In summary, when the CPU is in the non-snooping C3 state and the peripheral device issues the bus master request, a power saving method of the CPU in accordance with the present invention prohibits the CPU from fetching instructions, then drives the CPU waking up from C3 state and entering to C2 state that allows snooping function by transiting through C0 state in between. Thus the CPU is able to snoop the bus master request. After the bus master request is completed, the CPU then returns from C2 state to C3 state by transiting through C0 state. By driving the CPU leaving C3 state to snoop the bus master request in C2 state and then returning to the C3 state, power can be saved in the present invention.

Additional advantages and modifications will readily occur to those skilled in the art. Therefore, the present invention in its broader aspects is not limited to the specific details, and representative devices shown and described herein. Accordingly, various modifications may be made without departing from the spirit or scope of the general inventive concept as defined by the appended claims and their equivalents.

Patent Citations
Cited PatentFiling datePublication dateApplicantTitle
US6085330 *Apr 7, 1998Jul 4, 2000Advanced Micro Devices, Inc.Control circuit for switching a processor between multiple low power states to allow cache snoops
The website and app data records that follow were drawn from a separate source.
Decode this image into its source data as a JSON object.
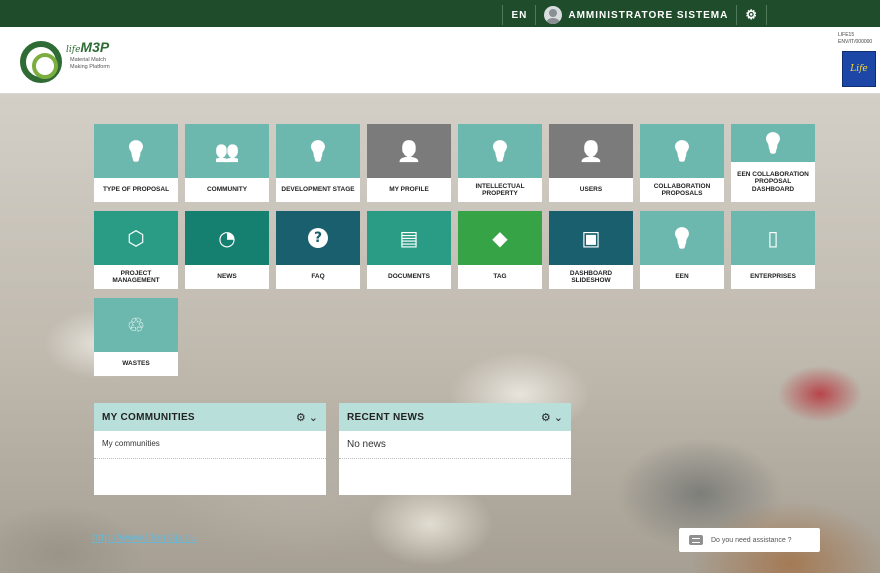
{
  "topbar": {
    "language": "EN",
    "user_name": "AMMINISTRATORE SISTEMA",
    "settings_icon": "gear-icon"
  },
  "header": {
    "logo_title": "M3P",
    "logo_prefix": "life",
    "logo_subtitle": "Material Match Making Platform",
    "eu_text": "LIFE15 ENV/IT/000000",
    "eu_flag_text": "Life"
  },
  "tiles": [
    {
      "label": "TYPE OF PROPOSAL",
      "icon": "lightbulb-icon",
      "color": "#6db8ae"
    },
    {
      "label": "COMMUNITY",
      "icon": "users-icon",
      "color": "#6db8ae"
    },
    {
      "label": "DEVELOPMENT STAGE",
      "icon": "lightbulb-icon",
      "color": "#6db8ae"
    },
    {
      "label": "MY PROFILE",
      "icon": "user-icon",
      "color": "#7b7b7b"
    },
    {
      "label": "INTELLECTUAL PROPERTY",
      "icon": "lightbulb-icon",
      "color": "#6db8ae"
    },
    {
      "label": "USERS",
      "icon": "user-group-icon",
      "color": "#7b7b7b"
    },
    {
      "label": "COLLABORATION PROPOSALS",
      "icon": "lightbulb-icon",
      "color": "#6db8ae"
    },
    {
      "label": "EEN COLLABORATION PROPOSAL DASHBOARD",
      "icon": "lightbulb-glow-icon",
      "color": "#6db8ae"
    },
    {
      "label": "PROJECT MANAGEMENT",
      "icon": "cubes-icon",
      "color": "#2a9c85"
    },
    {
      "label": "NEWS",
      "icon": "rss-icon",
      "color": "#15806f"
    },
    {
      "label": "FAQ",
      "icon": "question-icon",
      "color": "#1a5f6d"
    },
    {
      "label": "DOCUMENTS",
      "icon": "document-icon",
      "color": "#2a9c85"
    },
    {
      "label": "TAG",
      "icon": "tag-icon",
      "color": "#35a346"
    },
    {
      "label": "DASHBOARD SLIDESHOW",
      "icon": "image-icon",
      "color": "#1a5f6d"
    },
    {
      "label": "EEN",
      "icon": "lightbulb-glow-icon",
      "color": "#6db8ae"
    },
    {
      "label": "ENTERPRISES",
      "icon": "tablet-icon",
      "color": "#6db8ae"
    },
    {
      "label": "WASTES",
      "icon": "recycle-icon",
      "color": "#6db8ae"
    }
  ],
  "panels": {
    "communities": {
      "title": "MY COMMUNITIES",
      "body": "My communities"
    },
    "news": {
      "title": "RECENT NEWS",
      "body": "No news"
    }
  },
  "footer": {
    "link": "http://www.lifem3p.eu",
    "assist": "Do you need assistance ?"
  }
}
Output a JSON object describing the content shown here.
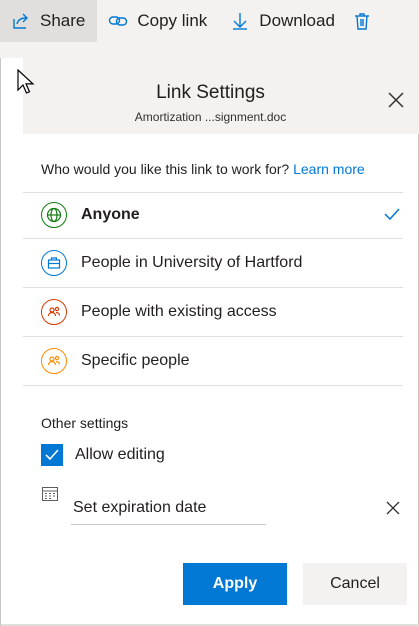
{
  "toolbar": {
    "share_label": "Share",
    "copy_link_label": "Copy link",
    "download_label": "Download"
  },
  "dialog": {
    "title": "Link Settings",
    "filename": "Amortization ...signment.doc",
    "question": "Who would you like this link to work for?",
    "learn_more": "Learn more",
    "options": [
      {
        "label": "Anyone",
        "color": "#107c10",
        "selected": true
      },
      {
        "label": "People in University of Hartford",
        "color": "#0078d4",
        "selected": false
      },
      {
        "label": "People with existing access",
        "color": "#d83b01",
        "selected": false
      },
      {
        "label": "Specific people",
        "color": "#ff8c00",
        "selected": false
      }
    ],
    "other_settings": "Other settings",
    "allow_editing": "Allow editing",
    "allow_editing_checked": true,
    "expiration_placeholder": "Set expiration date",
    "apply_label": "Apply",
    "cancel_label": "Cancel"
  },
  "colors": {
    "accent": "#0078d4",
    "band": "#f3f2f1"
  }
}
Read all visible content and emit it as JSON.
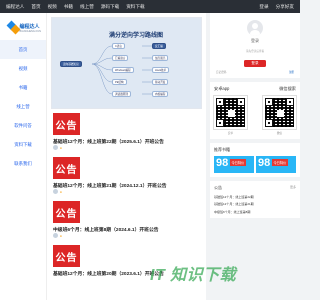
{
  "topbar": {
    "nav": [
      "编程达人",
      "首页",
      "视频",
      "书籍",
      "线上营",
      "源码下载",
      "资料下载"
    ],
    "right": [
      "登录",
      "分享好友"
    ]
  },
  "logo": {
    "name": "编程达人",
    "sub": "BIANCHENG.FUN"
  },
  "sidebar": {
    "items": [
      "首页",
      "视频",
      "书籍",
      "线上营",
      "软件问答",
      "资料下载",
      "联系我们"
    ]
  },
  "hero": {
    "title": "满分逆向学习路线图",
    "nodes": [
      "逆向基础知识",
      "C语言",
      "汇编语言",
      "Windows编程",
      "PE结构",
      "调试器原理",
      "反汇编",
      "加壳脱壳",
      "Hook技术",
      "驱动开发",
      "内核编程"
    ]
  },
  "posts": [
    {
      "banner": "公告",
      "title": "基础班12个月：线上班第22期（2025.6.1）开班公告",
      "author": "",
      "date": ""
    },
    {
      "banner": "公告",
      "title": "基础班12个月：线上班第21期（2024.12.1）开班公告",
      "author": "",
      "date": ""
    },
    {
      "banner": "公告",
      "title": "中级班6个月：线上班第8期（2024.6.1）开班公告",
      "author": "",
      "date": ""
    },
    {
      "banner": "公告",
      "title": "基础班12个月：线上班第20期（2023.6.1）开班公告",
      "author": "",
      "date": ""
    }
  ],
  "login": {
    "title": "",
    "username": "登录",
    "hint": "请先登录后查看",
    "button": "登录",
    "left_tip": "忘记密码",
    "right_tip": "注册"
  },
  "qr": {
    "title": "安卓app",
    "title2": "微信搜索",
    "label1": "安卓",
    "label2": "微信"
  },
  "ads": {
    "title": "推荐书籍",
    "items": [
      {
        "big": "98",
        "label": "今日特价",
        "sub": ""
      },
      {
        "big": "98",
        "label": "今日特价",
        "sub": ""
      }
    ]
  },
  "notice": {
    "title": "公告",
    "more": "更多",
    "lines": [
      "基础班12个月：线上班第22期",
      "基础班12个月：线上班第21期",
      "中级班6个月：线上班第8期"
    ]
  },
  "watermark": "IT 知识下载"
}
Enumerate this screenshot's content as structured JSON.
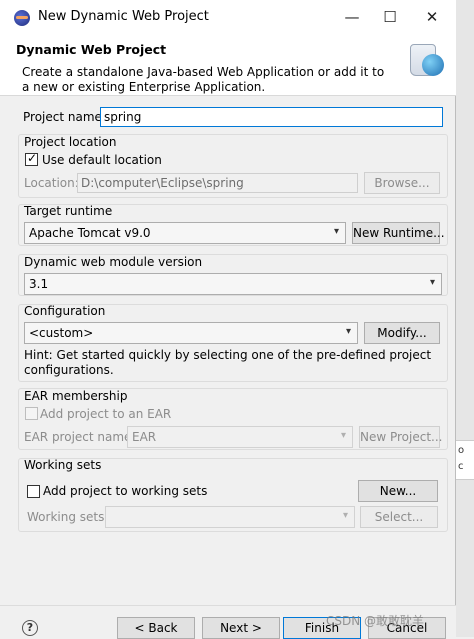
{
  "window": {
    "title": "New Dynamic Web Project"
  },
  "header": {
    "title": "Dynamic Web Project",
    "description": "Create a standalone Java-based Web Application or add it to a new or existing Enterprise Application."
  },
  "project_name": {
    "label": "Project name:",
    "value": "spring"
  },
  "project_location": {
    "group_label": "Project location",
    "use_default_label": "Use default location",
    "use_default_checked": true,
    "location_label": "Location:",
    "location_value": "D:\\computer\\Eclipse\\spring",
    "browse_label": "Browse..."
  },
  "target_runtime": {
    "group_label": "Target runtime",
    "selected": "Apache Tomcat v9.0",
    "new_runtime_label": "New Runtime..."
  },
  "module_version": {
    "group_label": "Dynamic web module version",
    "selected": "3.1"
  },
  "configuration": {
    "group_label": "Configuration",
    "selected": "<custom>",
    "modify_label": "Modify...",
    "hint": "Hint: Get started quickly by selecting one of the pre-defined project configurations."
  },
  "ear": {
    "group_label": "EAR membership",
    "add_label": "Add project to an EAR",
    "name_label": "EAR project name:",
    "name_value": "EAR",
    "new_project_label": "New Project..."
  },
  "working_sets": {
    "group_label": "Working sets",
    "add_label": "Add project to working sets",
    "new_label": "New...",
    "sets_label": "Working sets:",
    "select_label": "Select..."
  },
  "footer": {
    "help": "?",
    "back_label": "< Back",
    "next_label": "Next >",
    "finish_label": "Finish",
    "cancel_label": "Cancel"
  },
  "background": {
    "strip_text_1": "o",
    "strip_text_2": "c"
  },
  "watermark": "CSDN @敢敢耽羊"
}
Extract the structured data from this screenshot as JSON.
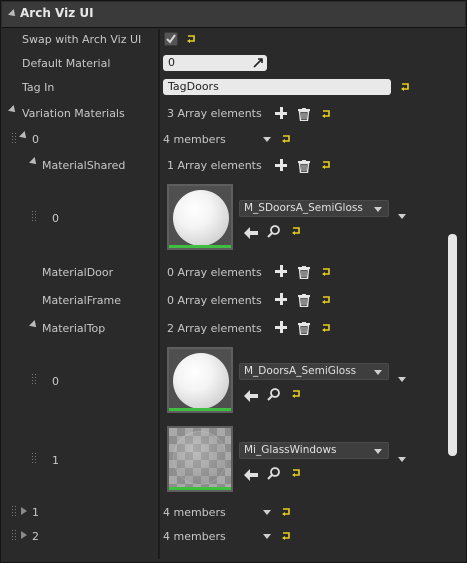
{
  "header": {
    "title": "Arch Viz UI"
  },
  "rows": {
    "swap": {
      "label": "Swap with Arch Viz UI",
      "checked": true
    },
    "default_material": {
      "label": "Default Material",
      "value": "0"
    },
    "tag_in": {
      "label": "Tag In",
      "value": "TagDoors"
    },
    "variation_materials": {
      "label": "Variation Materials",
      "value": "3 Array elements"
    },
    "item0": {
      "label": "0",
      "value": "4 members"
    },
    "material_shared": {
      "label": "MaterialShared",
      "value": "1 Array elements"
    },
    "material_shared_0": {
      "label": "0",
      "asset": "M_SDoorsA_SemiGloss"
    },
    "material_door": {
      "label": "MaterialDoor",
      "value": "0 Array elements"
    },
    "material_frame": {
      "label": "MaterialFrame",
      "value": "0 Array elements"
    },
    "material_top": {
      "label": "MaterialTop",
      "value": "2 Array elements"
    },
    "material_top_0": {
      "label": "0",
      "asset": "M_DoorsA_SemiGloss"
    },
    "material_top_1": {
      "label": "1",
      "asset": "Mi_GlassWindows"
    },
    "item1": {
      "label": "1",
      "value": "4 members"
    },
    "item2": {
      "label": "2",
      "value": "4 members"
    }
  },
  "icons": {
    "reset": "reset-to-default-icon",
    "add": "add-element-icon",
    "trash": "trash-icon",
    "use": "use-selected-asset-icon",
    "browse": "browse-asset-icon"
  },
  "colors": {
    "reset_yellow": "#e8d020",
    "thumb_bar_green": "#3fbf3f",
    "field_bg": "#e9e9e9",
    "panel_bg": "#2a2a2a"
  }
}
US6311281 *Mar 2, 1999Oct 30, 2001Edwin H. TaylorApparatus and method for changing processor clock ratio settings
Non-Patent Citations
Reference
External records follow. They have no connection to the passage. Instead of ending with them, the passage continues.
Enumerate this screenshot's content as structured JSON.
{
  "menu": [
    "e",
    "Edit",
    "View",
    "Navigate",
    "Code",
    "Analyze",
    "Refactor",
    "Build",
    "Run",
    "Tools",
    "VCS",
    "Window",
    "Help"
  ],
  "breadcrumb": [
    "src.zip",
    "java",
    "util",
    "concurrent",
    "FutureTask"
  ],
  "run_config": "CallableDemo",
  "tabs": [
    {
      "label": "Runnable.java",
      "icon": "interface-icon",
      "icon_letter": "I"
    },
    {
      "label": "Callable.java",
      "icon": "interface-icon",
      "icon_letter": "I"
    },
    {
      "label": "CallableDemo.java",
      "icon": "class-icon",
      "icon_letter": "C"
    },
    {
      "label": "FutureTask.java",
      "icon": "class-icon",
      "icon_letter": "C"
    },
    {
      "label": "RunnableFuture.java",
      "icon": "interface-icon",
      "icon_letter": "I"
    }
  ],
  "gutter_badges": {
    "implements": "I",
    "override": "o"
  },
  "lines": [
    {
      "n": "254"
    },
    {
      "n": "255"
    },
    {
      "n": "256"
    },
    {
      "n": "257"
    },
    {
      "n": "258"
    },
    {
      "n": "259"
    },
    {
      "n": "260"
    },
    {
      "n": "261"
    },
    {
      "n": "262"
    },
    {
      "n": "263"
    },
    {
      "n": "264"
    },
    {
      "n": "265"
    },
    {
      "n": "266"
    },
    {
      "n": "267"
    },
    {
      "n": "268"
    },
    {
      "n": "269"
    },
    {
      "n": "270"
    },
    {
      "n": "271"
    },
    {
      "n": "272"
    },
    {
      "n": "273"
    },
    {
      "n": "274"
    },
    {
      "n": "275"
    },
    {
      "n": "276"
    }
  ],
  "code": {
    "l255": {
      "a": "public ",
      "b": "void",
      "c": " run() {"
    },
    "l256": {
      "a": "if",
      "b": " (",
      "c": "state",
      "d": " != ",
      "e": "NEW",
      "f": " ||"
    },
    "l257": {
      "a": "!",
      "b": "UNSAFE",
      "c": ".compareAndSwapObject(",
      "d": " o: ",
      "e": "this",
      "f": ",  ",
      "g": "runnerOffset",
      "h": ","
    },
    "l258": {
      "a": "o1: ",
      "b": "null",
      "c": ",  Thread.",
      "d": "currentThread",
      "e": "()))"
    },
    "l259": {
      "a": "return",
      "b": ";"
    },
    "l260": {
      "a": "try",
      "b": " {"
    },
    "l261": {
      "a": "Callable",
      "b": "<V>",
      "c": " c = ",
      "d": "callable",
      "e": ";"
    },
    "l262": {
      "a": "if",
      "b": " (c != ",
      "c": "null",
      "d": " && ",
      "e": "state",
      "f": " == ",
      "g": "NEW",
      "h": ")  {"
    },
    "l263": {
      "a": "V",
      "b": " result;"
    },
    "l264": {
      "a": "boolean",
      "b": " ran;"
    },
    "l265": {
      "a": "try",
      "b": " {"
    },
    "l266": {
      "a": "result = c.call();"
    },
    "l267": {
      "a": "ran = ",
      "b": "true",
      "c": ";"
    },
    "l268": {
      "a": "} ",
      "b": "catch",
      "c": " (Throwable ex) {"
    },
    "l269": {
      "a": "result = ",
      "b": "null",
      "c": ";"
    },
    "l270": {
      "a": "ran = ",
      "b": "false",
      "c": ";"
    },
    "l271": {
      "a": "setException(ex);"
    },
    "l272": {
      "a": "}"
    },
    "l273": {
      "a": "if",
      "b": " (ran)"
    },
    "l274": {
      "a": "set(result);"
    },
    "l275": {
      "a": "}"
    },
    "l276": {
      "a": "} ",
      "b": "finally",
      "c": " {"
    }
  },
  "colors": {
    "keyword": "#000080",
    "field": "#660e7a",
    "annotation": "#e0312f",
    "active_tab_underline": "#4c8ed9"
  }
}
1 *PCT application publication No. WO 98/44405, dated Oct. 8, 1998.
Referenced by
Citing PatentFiling datePublication dateApplicantTitle
US20100332877 *Jun 30, 2009Dec 30, 2010Yarch Mark AMethod and apparatus for reducing power consumption
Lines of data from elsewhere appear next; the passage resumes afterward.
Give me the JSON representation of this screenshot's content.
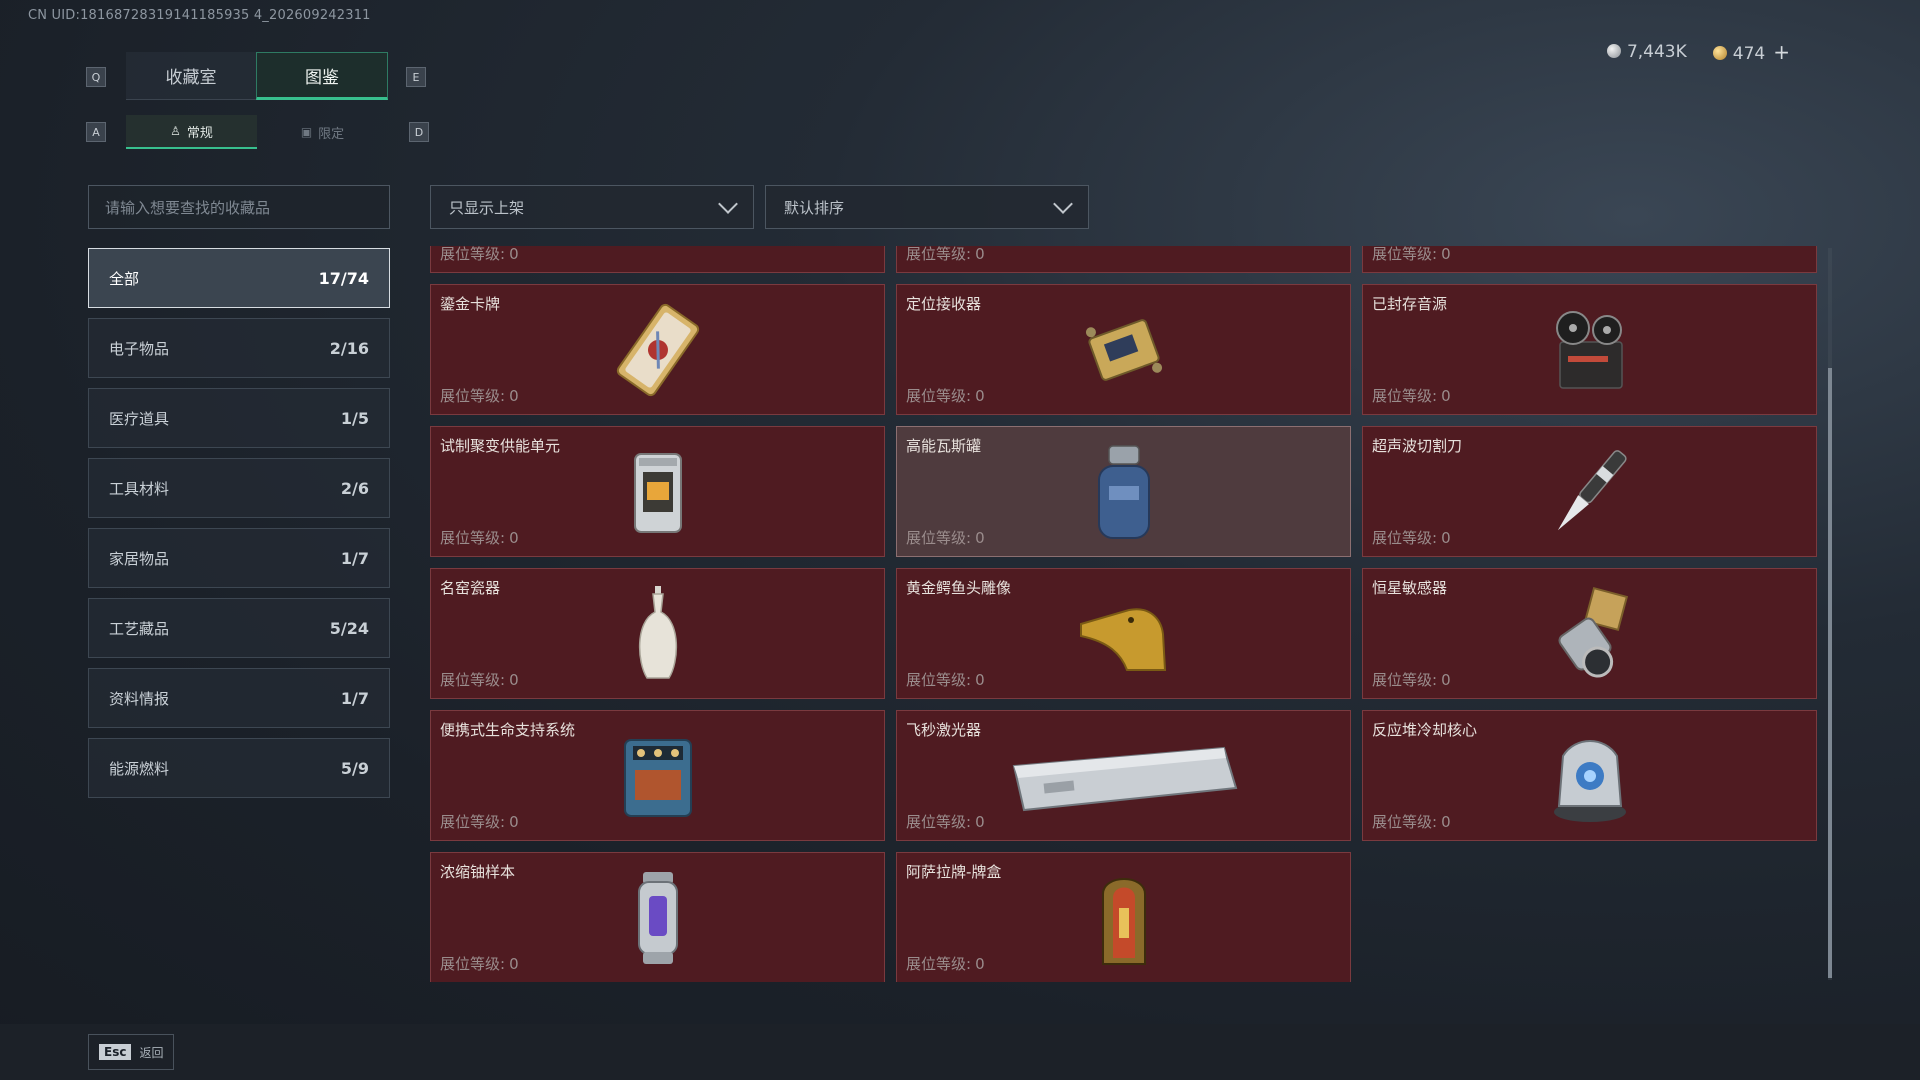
{
  "uid": "CN UID:18168728319141185935 4_202609242311",
  "key_hints": {
    "q": "Q",
    "e": "E",
    "a": "A",
    "d": "D"
  },
  "tabs": [
    {
      "label": "收藏室",
      "active": false
    },
    {
      "label": "图鉴",
      "active": true
    }
  ],
  "subtabs": [
    {
      "label": "常规",
      "icon": "figure-icon",
      "active": true
    },
    {
      "label": "限定",
      "icon": "image-icon",
      "active": false
    }
  ],
  "currency": {
    "silver": "7,443K",
    "gold": "474",
    "plus": "+"
  },
  "search": {
    "placeholder": "请输入想要查找的收藏品"
  },
  "categories": [
    {
      "label": "全部",
      "count": "17/74",
      "active": true
    },
    {
      "label": "电子物品",
      "count": "2/16"
    },
    {
      "label": "医疗道具",
      "count": "1/5"
    },
    {
      "label": "工具材料",
      "count": "2/6"
    },
    {
      "label": "家居物品",
      "count": "1/7"
    },
    {
      "label": "工艺藏品",
      "count": "5/24"
    },
    {
      "label": "资料情报",
      "count": "1/7"
    },
    {
      "label": "能源燃料",
      "count": "5/9"
    }
  ],
  "filters": {
    "shelf": "只显示上架",
    "sort": "默认排序"
  },
  "level_label": "展位等级:",
  "items": [
    {
      "name": "",
      "level": "0",
      "icon": "partial-item-icon"
    },
    {
      "name": "",
      "level": "0",
      "icon": "partial-item-icon"
    },
    {
      "name": "",
      "level": "0",
      "icon": "partial-item-icon"
    },
    {
      "name": "鎏金卡牌",
      "level": "0",
      "icon": "gilded-card-icon"
    },
    {
      "name": "定位接收器",
      "level": "0",
      "icon": "locator-receiver-icon"
    },
    {
      "name": "已封存音源",
      "level": "0",
      "icon": "reel-recorder-icon"
    },
    {
      "name": "试制聚变供能单元",
      "level": "0",
      "icon": "fusion-unit-icon"
    },
    {
      "name": "高能瓦斯罐",
      "level": "0",
      "icon": "gas-canister-icon",
      "highlight": true
    },
    {
      "name": "超声波切割刀",
      "level": "0",
      "icon": "ultrasonic-knife-icon"
    },
    {
      "name": "名窑瓷器",
      "level": "0",
      "icon": "porcelain-vase-icon"
    },
    {
      "name": "黄金鳄鱼头雕像",
      "level": "0",
      "icon": "gold-crocodile-icon"
    },
    {
      "name": "恒星敏感器",
      "level": "0",
      "icon": "star-sensor-icon"
    },
    {
      "name": "便携式生命支持系统",
      "level": "0",
      "icon": "life-support-icon"
    },
    {
      "name": "飞秒激光器",
      "level": "0",
      "icon": "femtosecond-laser-icon"
    },
    {
      "name": "反应堆冷却核心",
      "level": "0",
      "icon": "reactor-core-icon"
    },
    {
      "name": "浓缩铀样本",
      "level": "0",
      "icon": "uranium-sample-icon"
    },
    {
      "name": "阿萨拉牌-牌盒",
      "level": "0",
      "icon": "card-box-icon"
    }
  ],
  "footer": {
    "esc_key": "Esc",
    "esc_label": "返回"
  }
}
CN103065654A *Jul 2, 2012Apr 24, 2013联发科技股份有限公司Mobile device chip and mobile device controlling method therefor
CN103065654B *Jul 2, 2012Nov 25, 2015联发科技股份有限公司移动装置芯片及其移动装置控制方法
Classifications
U.S. Classification713/300, 713/320, 713/323
International ClassificationG06F1/26
Cooperative ClassificationG06F1/3228
European ClassificationG06F1/32P1D
Legal Events
DateCodeEventDescription
Aug 25, 2006ASAssignment
Owner name: VIA TECHNOLOGIES INC., TAIWAN
Free format text: ASSIGNMENT OF ASSIGNORS INTEREST;ASSIGNORS:HUANG, WEN-JUIN;HUANG, CHUNG-CHING;REEL/FRAME:018176/0404
Effective date: 20060804
May 15, 2013FPAYFee payment
Year of fee payment: 4